Exclude the pictures, then repeat the remaining data exactly.
_____
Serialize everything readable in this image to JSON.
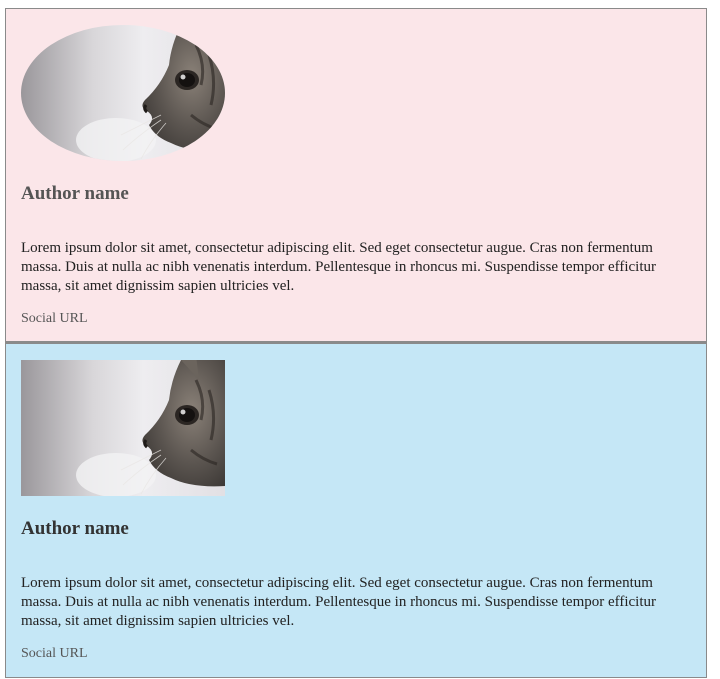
{
  "cards": [
    {
      "author_name": "Author name",
      "bio": "Lorem ipsum dolor sit amet, consectetur adipiscing elit. Sed eget consectetur augue. Cras non fermentum massa. Duis at nulla ac nibh venenatis interdum. Pellentesque in rhoncus mi. Suspendisse tempor efficitur massa, sit amet dignissim sapien ultricies vel.",
      "social_label": "Social URL",
      "avatar_shape": "ellipse",
      "background": "#fbe6e9"
    },
    {
      "author_name": "Author name",
      "bio": "Lorem ipsum dolor sit amet, consectetur adipiscing elit. Sed eget consectetur augue. Cras non fermentum massa. Duis at nulla ac nibh venenatis interdum. Pellentesque in rhoncus mi. Suspendisse tempor efficitur massa, sit amet dignissim sapien ultricies vel.",
      "social_label": "Social URL",
      "avatar_shape": "rectangle",
      "background": "#c5e7f6"
    }
  ]
}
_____
Exercise response:
Serialize everything readable in this image to JSON.
{
  "cards": [
    {
      "author_name": "Author name",
      "bio": "Lorem ipsum dolor sit amet, consectetur adipiscing elit. Sed eget consectetur augue. Cras non fermentum massa. Duis at nulla ac nibh venenatis interdum. Pellentesque in rhoncus mi. Suspendisse tempor efficitur massa, sit amet dignissim sapien ultricies vel.",
      "social_label": "Social URL",
      "avatar_shape": "ellipse",
      "background": "#fbe6e9"
    },
    {
      "author_name": "Author name",
      "bio": "Lorem ipsum dolor sit amet, consectetur adipiscing elit. Sed eget consectetur augue. Cras non fermentum massa. Duis at nulla ac nibh venenatis interdum. Pellentesque in rhoncus mi. Suspendisse tempor efficitur massa, sit amet dignissim sapien ultricies vel.",
      "social_label": "Social URL",
      "avatar_shape": "rectangle",
      "background": "#c5e7f6"
    }
  ]
}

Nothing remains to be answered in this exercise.